DATA EXTRACTS below:

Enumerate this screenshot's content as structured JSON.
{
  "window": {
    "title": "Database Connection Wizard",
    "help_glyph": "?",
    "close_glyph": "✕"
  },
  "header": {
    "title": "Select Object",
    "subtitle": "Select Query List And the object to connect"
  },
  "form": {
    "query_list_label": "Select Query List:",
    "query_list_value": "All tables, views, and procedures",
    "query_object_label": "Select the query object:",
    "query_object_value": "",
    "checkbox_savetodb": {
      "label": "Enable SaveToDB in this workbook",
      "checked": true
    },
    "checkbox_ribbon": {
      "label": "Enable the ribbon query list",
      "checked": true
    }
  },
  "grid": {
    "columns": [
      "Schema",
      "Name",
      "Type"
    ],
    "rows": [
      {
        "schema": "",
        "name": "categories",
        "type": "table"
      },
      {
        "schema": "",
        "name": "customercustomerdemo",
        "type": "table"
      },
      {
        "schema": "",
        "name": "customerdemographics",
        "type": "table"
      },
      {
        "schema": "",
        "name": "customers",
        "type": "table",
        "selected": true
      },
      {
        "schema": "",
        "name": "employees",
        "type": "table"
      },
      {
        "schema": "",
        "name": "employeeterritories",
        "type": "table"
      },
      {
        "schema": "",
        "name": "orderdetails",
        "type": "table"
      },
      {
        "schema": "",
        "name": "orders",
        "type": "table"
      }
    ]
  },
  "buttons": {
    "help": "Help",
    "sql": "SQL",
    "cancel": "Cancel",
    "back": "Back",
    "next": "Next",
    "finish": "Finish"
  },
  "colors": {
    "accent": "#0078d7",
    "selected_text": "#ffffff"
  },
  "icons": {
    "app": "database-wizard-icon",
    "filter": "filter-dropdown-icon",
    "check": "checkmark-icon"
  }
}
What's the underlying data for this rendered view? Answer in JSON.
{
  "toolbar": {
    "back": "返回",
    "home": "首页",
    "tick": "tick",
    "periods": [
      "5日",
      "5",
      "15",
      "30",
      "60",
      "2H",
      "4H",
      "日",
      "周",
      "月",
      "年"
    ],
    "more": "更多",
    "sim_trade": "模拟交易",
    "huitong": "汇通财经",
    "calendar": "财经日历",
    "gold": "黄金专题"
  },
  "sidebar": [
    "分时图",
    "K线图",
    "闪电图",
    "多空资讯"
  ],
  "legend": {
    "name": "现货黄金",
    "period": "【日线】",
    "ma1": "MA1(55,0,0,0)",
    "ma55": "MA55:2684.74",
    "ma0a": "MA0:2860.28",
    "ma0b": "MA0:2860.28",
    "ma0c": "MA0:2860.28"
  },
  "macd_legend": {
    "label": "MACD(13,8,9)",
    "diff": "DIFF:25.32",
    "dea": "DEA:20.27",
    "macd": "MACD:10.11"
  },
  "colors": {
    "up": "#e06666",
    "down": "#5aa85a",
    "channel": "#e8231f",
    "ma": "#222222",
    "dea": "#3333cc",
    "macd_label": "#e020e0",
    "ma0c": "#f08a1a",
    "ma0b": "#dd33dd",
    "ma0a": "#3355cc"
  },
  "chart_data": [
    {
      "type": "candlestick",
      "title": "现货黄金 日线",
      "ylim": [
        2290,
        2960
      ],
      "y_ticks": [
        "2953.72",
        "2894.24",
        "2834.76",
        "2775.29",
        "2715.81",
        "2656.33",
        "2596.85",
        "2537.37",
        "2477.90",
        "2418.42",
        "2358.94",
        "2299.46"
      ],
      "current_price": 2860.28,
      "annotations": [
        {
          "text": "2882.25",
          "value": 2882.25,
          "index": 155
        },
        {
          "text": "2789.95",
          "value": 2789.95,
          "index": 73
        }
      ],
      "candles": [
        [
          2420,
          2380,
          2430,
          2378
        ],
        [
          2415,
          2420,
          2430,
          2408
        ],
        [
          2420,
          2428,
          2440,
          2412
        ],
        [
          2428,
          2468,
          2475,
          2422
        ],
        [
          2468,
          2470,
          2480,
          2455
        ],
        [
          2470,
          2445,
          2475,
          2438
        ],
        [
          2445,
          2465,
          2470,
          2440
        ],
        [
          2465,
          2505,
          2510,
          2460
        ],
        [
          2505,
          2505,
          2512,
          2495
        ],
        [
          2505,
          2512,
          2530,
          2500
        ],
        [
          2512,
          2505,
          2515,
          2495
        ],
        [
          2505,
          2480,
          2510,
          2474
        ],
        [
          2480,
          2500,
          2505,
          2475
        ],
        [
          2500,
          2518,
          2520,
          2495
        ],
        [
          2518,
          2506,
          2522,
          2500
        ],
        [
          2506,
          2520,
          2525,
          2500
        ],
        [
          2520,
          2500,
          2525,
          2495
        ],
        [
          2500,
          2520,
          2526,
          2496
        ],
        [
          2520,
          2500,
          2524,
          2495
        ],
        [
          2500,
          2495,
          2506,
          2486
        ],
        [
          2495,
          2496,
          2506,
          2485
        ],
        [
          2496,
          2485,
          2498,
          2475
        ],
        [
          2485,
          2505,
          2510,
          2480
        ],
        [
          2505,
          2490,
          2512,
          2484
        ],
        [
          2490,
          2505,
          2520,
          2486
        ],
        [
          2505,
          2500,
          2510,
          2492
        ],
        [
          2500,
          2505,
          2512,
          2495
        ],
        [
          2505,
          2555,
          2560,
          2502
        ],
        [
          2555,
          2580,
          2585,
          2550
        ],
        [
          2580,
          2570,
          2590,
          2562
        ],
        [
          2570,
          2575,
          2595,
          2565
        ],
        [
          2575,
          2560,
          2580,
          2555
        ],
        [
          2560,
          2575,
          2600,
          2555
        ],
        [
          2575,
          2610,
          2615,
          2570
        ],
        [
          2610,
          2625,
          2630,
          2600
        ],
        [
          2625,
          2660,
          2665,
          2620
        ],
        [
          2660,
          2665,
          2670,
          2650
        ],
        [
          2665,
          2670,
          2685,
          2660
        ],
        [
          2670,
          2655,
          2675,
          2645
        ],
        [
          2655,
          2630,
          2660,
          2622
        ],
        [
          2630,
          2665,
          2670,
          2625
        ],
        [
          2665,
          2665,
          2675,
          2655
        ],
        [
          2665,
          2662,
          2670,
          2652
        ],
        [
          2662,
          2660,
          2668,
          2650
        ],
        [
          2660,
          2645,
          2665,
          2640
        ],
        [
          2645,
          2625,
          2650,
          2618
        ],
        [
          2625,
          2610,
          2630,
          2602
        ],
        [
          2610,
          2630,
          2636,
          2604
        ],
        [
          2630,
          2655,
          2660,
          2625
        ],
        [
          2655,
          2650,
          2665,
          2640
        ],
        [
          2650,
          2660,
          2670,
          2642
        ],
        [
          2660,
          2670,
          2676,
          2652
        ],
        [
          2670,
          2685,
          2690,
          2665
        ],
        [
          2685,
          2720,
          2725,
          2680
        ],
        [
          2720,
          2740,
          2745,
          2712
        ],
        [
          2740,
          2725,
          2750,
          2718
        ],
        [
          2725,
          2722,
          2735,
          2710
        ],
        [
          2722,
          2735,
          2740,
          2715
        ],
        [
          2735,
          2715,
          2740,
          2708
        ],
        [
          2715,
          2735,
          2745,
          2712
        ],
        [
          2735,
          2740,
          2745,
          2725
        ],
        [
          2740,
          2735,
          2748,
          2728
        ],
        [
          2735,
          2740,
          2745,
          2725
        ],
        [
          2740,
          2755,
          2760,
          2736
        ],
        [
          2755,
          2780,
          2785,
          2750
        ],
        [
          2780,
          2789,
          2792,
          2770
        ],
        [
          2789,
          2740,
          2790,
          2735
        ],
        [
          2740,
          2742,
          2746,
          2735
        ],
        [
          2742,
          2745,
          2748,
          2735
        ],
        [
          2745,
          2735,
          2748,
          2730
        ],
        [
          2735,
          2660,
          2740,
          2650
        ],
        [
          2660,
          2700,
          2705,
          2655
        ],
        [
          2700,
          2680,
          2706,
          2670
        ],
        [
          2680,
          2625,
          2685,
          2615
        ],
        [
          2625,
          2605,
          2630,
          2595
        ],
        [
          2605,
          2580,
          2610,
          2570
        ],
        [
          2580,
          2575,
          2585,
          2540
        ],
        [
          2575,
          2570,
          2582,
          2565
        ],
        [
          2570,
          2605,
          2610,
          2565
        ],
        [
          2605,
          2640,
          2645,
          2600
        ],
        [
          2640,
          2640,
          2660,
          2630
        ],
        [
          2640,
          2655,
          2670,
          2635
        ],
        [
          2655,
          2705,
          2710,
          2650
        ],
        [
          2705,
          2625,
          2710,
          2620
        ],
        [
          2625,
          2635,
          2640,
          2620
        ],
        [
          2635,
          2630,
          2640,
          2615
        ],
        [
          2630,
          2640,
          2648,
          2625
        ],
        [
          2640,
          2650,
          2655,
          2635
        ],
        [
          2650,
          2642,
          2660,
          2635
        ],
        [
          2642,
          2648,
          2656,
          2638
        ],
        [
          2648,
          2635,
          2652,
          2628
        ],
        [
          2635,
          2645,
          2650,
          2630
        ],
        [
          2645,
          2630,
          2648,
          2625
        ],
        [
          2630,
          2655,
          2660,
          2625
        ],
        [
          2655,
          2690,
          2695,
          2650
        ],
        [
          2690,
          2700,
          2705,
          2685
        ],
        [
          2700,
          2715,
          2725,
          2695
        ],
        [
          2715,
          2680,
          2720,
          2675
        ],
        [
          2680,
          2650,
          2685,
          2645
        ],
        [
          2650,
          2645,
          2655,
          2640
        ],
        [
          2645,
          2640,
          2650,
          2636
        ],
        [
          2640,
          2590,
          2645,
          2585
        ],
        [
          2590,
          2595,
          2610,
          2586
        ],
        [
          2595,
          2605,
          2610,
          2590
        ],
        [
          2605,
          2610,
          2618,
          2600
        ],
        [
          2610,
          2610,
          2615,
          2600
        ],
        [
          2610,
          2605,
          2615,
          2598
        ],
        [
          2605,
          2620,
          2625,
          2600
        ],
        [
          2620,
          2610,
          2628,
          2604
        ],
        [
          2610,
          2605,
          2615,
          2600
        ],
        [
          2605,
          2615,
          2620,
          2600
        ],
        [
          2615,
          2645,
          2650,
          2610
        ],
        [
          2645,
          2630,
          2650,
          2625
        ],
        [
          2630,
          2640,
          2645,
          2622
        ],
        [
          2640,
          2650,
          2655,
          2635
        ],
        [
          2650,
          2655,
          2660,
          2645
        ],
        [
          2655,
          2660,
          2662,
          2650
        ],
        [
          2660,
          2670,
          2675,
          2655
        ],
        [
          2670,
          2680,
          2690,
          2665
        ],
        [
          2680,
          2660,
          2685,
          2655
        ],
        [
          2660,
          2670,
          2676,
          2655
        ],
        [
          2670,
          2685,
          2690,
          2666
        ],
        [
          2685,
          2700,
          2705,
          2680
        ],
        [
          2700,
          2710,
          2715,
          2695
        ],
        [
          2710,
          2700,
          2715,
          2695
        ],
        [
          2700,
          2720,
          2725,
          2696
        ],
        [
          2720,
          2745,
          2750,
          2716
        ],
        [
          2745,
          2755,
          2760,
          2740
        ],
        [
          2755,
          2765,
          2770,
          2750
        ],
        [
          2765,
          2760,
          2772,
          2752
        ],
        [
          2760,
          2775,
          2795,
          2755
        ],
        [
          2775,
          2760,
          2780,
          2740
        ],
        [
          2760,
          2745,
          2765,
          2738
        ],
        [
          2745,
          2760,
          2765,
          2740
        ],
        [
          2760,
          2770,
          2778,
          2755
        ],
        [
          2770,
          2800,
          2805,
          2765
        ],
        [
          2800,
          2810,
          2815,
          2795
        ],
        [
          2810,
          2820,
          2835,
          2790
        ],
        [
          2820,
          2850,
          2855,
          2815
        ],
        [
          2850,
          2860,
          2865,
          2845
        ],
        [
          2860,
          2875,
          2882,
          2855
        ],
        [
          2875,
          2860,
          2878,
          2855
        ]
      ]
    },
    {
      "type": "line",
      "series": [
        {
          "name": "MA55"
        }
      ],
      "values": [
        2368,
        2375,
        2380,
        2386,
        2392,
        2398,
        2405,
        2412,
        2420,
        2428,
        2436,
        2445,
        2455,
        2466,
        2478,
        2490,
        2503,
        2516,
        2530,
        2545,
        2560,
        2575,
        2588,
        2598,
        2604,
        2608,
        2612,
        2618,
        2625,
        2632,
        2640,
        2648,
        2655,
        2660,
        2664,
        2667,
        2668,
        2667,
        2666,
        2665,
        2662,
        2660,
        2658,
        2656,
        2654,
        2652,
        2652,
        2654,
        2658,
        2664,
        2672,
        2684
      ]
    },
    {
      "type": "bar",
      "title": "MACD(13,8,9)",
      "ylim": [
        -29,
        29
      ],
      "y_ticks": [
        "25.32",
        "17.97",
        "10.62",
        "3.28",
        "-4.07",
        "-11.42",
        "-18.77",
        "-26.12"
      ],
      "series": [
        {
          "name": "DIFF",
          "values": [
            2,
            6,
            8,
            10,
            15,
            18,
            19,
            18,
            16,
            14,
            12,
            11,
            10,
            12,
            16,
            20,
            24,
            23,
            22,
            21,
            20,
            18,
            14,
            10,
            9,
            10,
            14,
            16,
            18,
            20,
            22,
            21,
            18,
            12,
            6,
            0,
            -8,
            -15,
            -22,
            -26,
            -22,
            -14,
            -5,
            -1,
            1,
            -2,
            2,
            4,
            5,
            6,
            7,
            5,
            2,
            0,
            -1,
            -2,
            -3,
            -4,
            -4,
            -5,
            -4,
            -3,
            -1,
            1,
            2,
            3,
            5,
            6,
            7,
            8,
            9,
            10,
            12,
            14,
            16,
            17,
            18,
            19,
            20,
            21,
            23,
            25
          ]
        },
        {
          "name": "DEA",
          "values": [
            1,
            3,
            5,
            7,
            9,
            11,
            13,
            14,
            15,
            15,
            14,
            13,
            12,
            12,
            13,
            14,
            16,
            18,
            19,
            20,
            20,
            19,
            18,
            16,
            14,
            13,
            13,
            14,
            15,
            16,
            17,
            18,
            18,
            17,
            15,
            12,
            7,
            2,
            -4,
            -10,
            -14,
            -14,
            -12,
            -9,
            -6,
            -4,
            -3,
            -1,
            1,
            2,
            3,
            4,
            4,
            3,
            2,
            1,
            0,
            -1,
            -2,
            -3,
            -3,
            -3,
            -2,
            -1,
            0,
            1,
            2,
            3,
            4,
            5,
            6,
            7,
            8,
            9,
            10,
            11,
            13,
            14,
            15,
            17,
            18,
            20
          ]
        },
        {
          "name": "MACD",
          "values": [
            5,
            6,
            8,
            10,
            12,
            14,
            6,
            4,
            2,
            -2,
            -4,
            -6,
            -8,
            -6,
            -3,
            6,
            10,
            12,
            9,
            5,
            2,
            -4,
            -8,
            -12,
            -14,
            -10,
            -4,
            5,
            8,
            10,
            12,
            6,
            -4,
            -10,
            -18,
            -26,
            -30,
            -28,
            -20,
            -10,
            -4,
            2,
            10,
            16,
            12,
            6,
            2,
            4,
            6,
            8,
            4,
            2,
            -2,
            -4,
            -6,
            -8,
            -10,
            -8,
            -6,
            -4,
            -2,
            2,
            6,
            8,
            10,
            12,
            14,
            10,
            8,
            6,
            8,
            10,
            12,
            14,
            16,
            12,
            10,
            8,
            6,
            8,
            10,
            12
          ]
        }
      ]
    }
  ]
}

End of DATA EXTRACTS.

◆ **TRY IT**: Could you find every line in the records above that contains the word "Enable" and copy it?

◆ **RESPONSE BELOW**:
      "label": "Enable SaveToDB in this workbook",
      "label": "Enable the ribbon query list",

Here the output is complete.